How to Become a Better Poker Player

Poker is a card game in which players bet against each other. It’s a game that requires a fair amount of skill, but also involves luck and psychology. The aim of the game is to make a high-ranking five-card hand in a showdown. There are many different poker variants, but they all share the same basic structure. Each player is dealt cards, and then they bet over a series of rounds until one player has the best hand. The winning player then takes the pot.

Poker has become a huge business in recent years, with professional players earning millions of dollars every year. However, learning the game requires a significant investment of time and effort. While many resources exist to help new players get started, the most important thing is to practice regularly and with full concentration. This will enable you to progress quickly and improve your odds of success at the tables.

A key element of poker strategy is looking beyond your own cards to consider what your opponents might have in their hands. This can help you to predict what they’ll do when faced with your bets and put them under pressure. If you know that an opponent likes to call a lot of bets, for instance, you might choose to raise your own to force them to fold early.

Another important factor is knowing when to bluff. If you’re holding a weak hand and bluff, it won’t be worth it. If your opponent isn’t paying attention, you might be able to get away with it, but if they notice your bluff and re-raise you, you’ll have blown your chance to win.

You can learn more about poker by reading books, taking classes, or joining a poker club. These are great ways to meet other people who enjoy playing the game and to practice. You can also find video tutorials and online courses to learn the rules of poker and other strategies. However, if you’re serious about becoming a better poker player, then you should focus on practice and study techniques.

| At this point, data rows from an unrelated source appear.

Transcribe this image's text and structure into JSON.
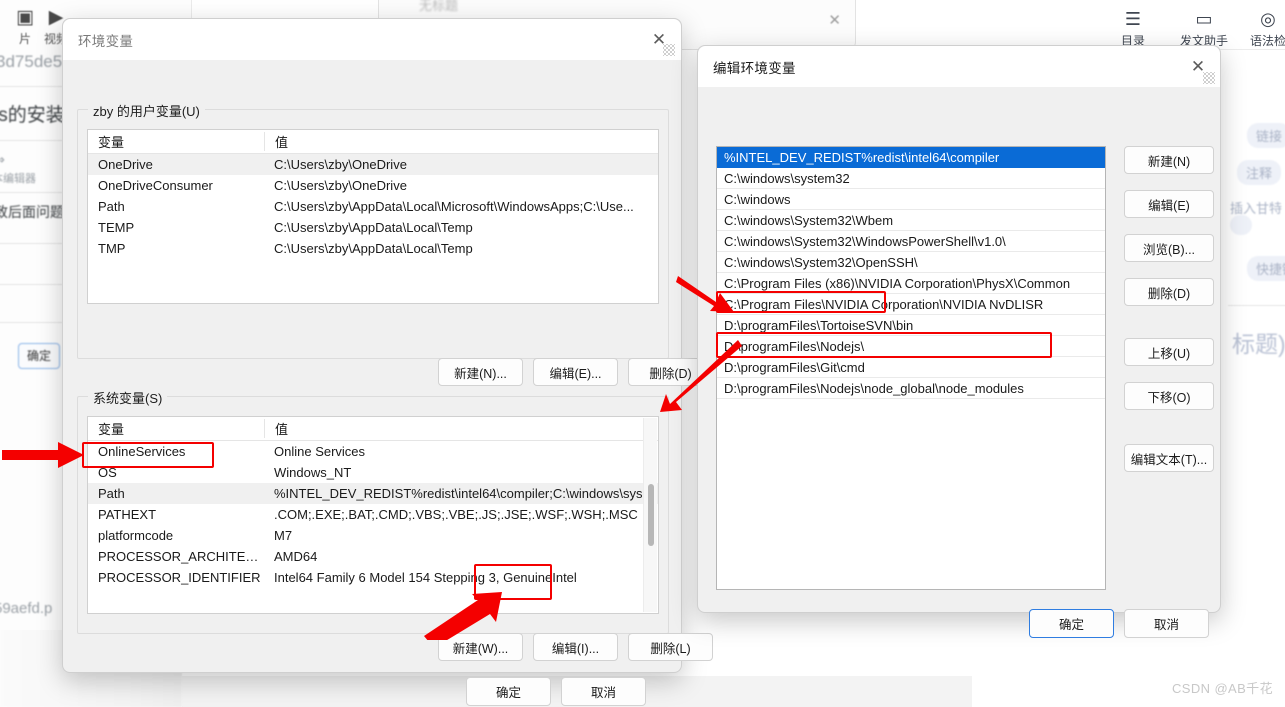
{
  "background": {
    "toolbar_items": [
      {
        "icon": "image-icon",
        "glyph": "▣",
        "label": "片"
      },
      {
        "icon": "video-icon",
        "glyph": "▶",
        "label": "视频"
      }
    ],
    "texts": [
      "3d75de5",
      "js的安装",
      "本编辑器",
      "致后面问题多",
      "59aefd.p"
    ],
    "ok_button": "确定",
    "right_toolbar": [
      {
        "icon": "toc-icon",
        "glyph": "☰",
        "label": "目录"
      },
      {
        "icon": "assistant-icon",
        "glyph": "▭",
        "label": "发文助手"
      },
      {
        "icon": "grammar-icon",
        "glyph": "◎",
        "label": "语法检"
      }
    ],
    "right_panel_items": [
      "链接",
      "注释",
      "插入甘特",
      "快捷键"
    ],
    "right_panel_title": "标题)"
  },
  "env_dialog": {
    "title": "环境变量",
    "close_icon": "close-icon",
    "user_group_label": "zby 的用户变量(U)",
    "system_group_label": "系统变量(S)",
    "columns": [
      "变量",
      "值"
    ],
    "user_rows": [
      {
        "name": "OneDrive",
        "value": "C:\\Users\\zby\\OneDrive",
        "selected": true
      },
      {
        "name": "OneDriveConsumer",
        "value": "C:\\Users\\zby\\OneDrive",
        "selected": false
      },
      {
        "name": "Path",
        "value": "C:\\Users\\zby\\AppData\\Local\\Microsoft\\WindowsApps;C:\\Use...",
        "selected": false
      },
      {
        "name": "TEMP",
        "value": "C:\\Users\\zby\\AppData\\Local\\Temp",
        "selected": false
      },
      {
        "name": "TMP",
        "value": "C:\\Users\\zby\\AppData\\Local\\Temp",
        "selected": false
      }
    ],
    "system_rows": [
      {
        "name": "OnlineServices",
        "value": "Online Services",
        "selected": false
      },
      {
        "name": "OS",
        "value": "Windows_NT",
        "selected": false
      },
      {
        "name": "Path",
        "value": "%INTEL_DEV_REDIST%redist\\intel64\\compiler;C:\\windows\\sys...",
        "selected": true
      },
      {
        "name": "PATHEXT",
        "value": ".COM;.EXE;.BAT;.CMD;.VBS;.VBE;.JS;.JSE;.WSF;.WSH;.MSC",
        "selected": false
      },
      {
        "name": "platformcode",
        "value": "M7",
        "selected": false
      },
      {
        "name": "PROCESSOR_ARCHITECT...",
        "value": "AMD64",
        "selected": false
      },
      {
        "name": "PROCESSOR_IDENTIFIER",
        "value": "Intel64 Family 6 Model 154 Stepping 3, GenuineIntel",
        "selected": false
      }
    ],
    "user_buttons": [
      "新建(N)...",
      "编辑(E)...",
      "删除(D)"
    ],
    "system_buttons": [
      "新建(W)...",
      "编辑(I)...",
      "删除(L)"
    ],
    "footer_buttons": [
      "确定",
      "取消"
    ]
  },
  "edit_dialog": {
    "title": "编辑环境变量",
    "close_icon": "close-icon",
    "entries": [
      {
        "text": "%INTEL_DEV_REDIST%redist\\intel64\\compiler",
        "selected": true
      },
      {
        "text": "C:\\windows\\system32",
        "selected": false
      },
      {
        "text": "C:\\windows",
        "selected": false
      },
      {
        "text": "C:\\windows\\System32\\Wbem",
        "selected": false
      },
      {
        "text": "C:\\windows\\System32\\WindowsPowerShell\\v1.0\\",
        "selected": false
      },
      {
        "text": "C:\\windows\\System32\\OpenSSH\\",
        "selected": false
      },
      {
        "text": "C:\\Program Files (x86)\\NVIDIA Corporation\\PhysX\\Common",
        "selected": false
      },
      {
        "text": "C:\\Program Files\\NVIDIA Corporation\\NVIDIA NvDLISR",
        "selected": false
      },
      {
        "text": "D:\\programFiles\\TortoiseSVN\\bin",
        "selected": false
      },
      {
        "text": "D:\\programFiles\\Nodejs\\",
        "selected": false
      },
      {
        "text": "D:\\programFiles\\Git\\cmd",
        "selected": false
      },
      {
        "text": "D:\\programFiles\\Nodejs\\node_global\\node_modules",
        "selected": false
      }
    ],
    "side_buttons": [
      "新建(N)",
      "编辑(E)",
      "浏览(B)...",
      "删除(D)",
      "上移(U)",
      "下移(O)",
      "编辑文本(T)..."
    ],
    "footer_buttons": [
      "确定",
      "取消"
    ]
  },
  "watermark": "CSDN @AB千花",
  "colors": {
    "accent_blue": "#0a6bd6",
    "annotation_red": "#f40000",
    "dialog_bg": "#f0f0f0",
    "title_bg": "#ffffff"
  }
}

During the earliest vying games, three-card hands were common. These included Belle, Flux & Trente-un (French, 17th – 18th centuries), Post & Pair (English and American, late 18th century to present), and Brelan (French, 18th century). However, it was only when the four-card hand appeared that the game became truly popular.

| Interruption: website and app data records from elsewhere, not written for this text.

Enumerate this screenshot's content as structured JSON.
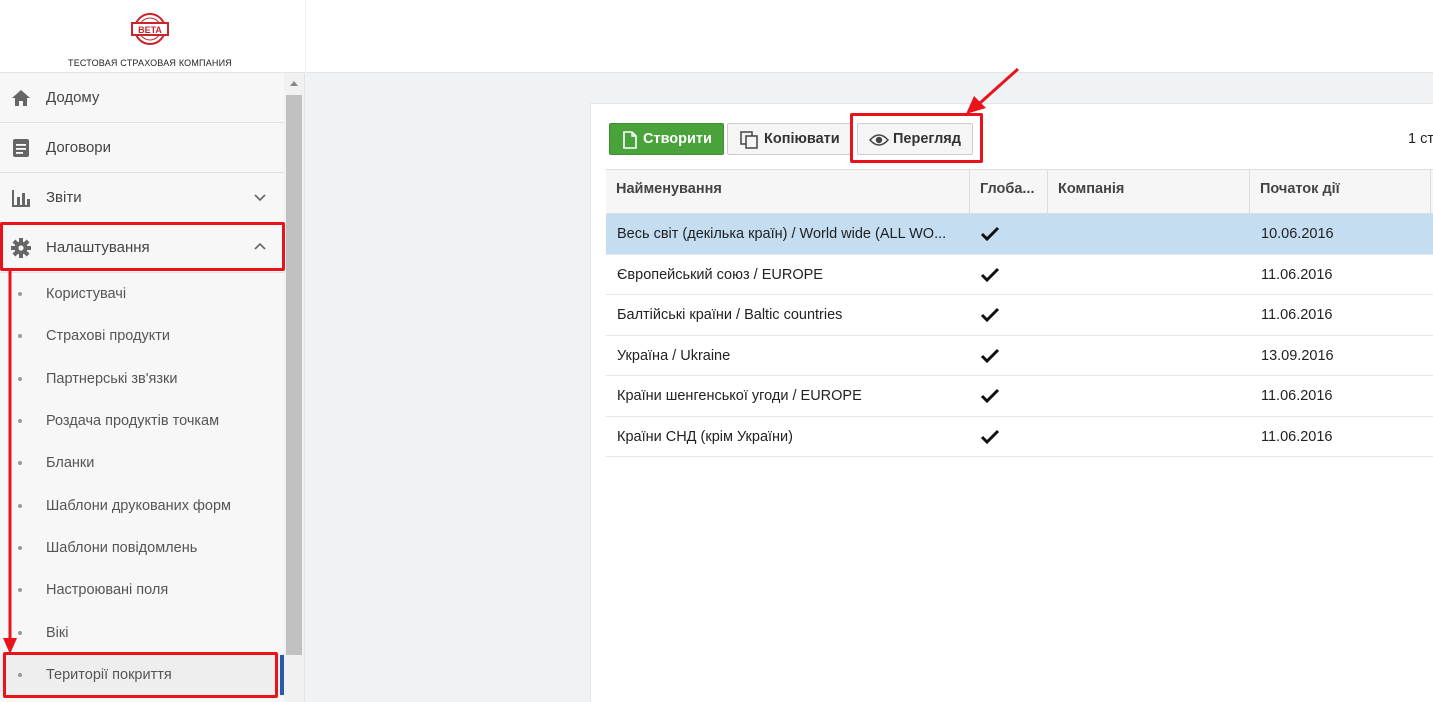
{
  "company": {
    "name": "ТЕСТОВАЯ СТРАХОВАЯ КОМПАНИЯ",
    "badge": "BETA"
  },
  "nav": {
    "home": "Додому",
    "contracts": "Договори",
    "reports": "Звіти",
    "settings": "Налаштування"
  },
  "settings_items": [
    {
      "label": "Користувачі"
    },
    {
      "label": "Страхові продукти"
    },
    {
      "label": "Партнерські зв'язки"
    },
    {
      "label": "Роздача продуктів точкам"
    },
    {
      "label": "Бланки"
    },
    {
      "label": "Шаблони друкованих форм"
    },
    {
      "label": "Шаблони повідомлень"
    },
    {
      "label": "Настроювані поля"
    },
    {
      "label": "Вікі"
    },
    {
      "label": "Території покриття"
    }
  ],
  "toolbar": {
    "create": "Створити",
    "copy": "Копіювати",
    "view": "Перегляд",
    "pager": "1 ст"
  },
  "table": {
    "columns": [
      "Найменування",
      "Глоба...",
      "Компанія",
      "Початок дії"
    ],
    "rows": [
      {
        "name": "Весь світ (декілька країн) / World wide (ALL WO...",
        "global": true,
        "company": "",
        "start": "10.06.2016"
      },
      {
        "name": "Європейський союз / EUROPE",
        "global": true,
        "company": "",
        "start": "11.06.2016"
      },
      {
        "name": "Балтійські країни / Baltic countries",
        "global": true,
        "company": "",
        "start": "11.06.2016"
      },
      {
        "name": "Україна / Ukraine",
        "global": true,
        "company": "",
        "start": "13.09.2016"
      },
      {
        "name": "Країни шенгенської угоди / EUROPE",
        "global": true,
        "company": "",
        "start": "11.06.2016"
      },
      {
        "name": "Країни СНД (крім України)",
        "global": true,
        "company": "",
        "start": "11.06.2016"
      }
    ]
  },
  "colors": {
    "accent_green": "#4aa33a",
    "selected_row": "#c4ddf1",
    "annotation_red": "#e8131b"
  }
}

While the game may seem complex at first, there are actually a number of simple tricks that can significantly improve your chances of winning. For example, deciding how much to bet is often overlooked. It’s a complex process that has to take into account previous action, the players left in a hand, stack depth and more. However, mastering bet sizing is well worth the effort. It’s the kind of thing that you can only truly appreciate once you’ve mastered it.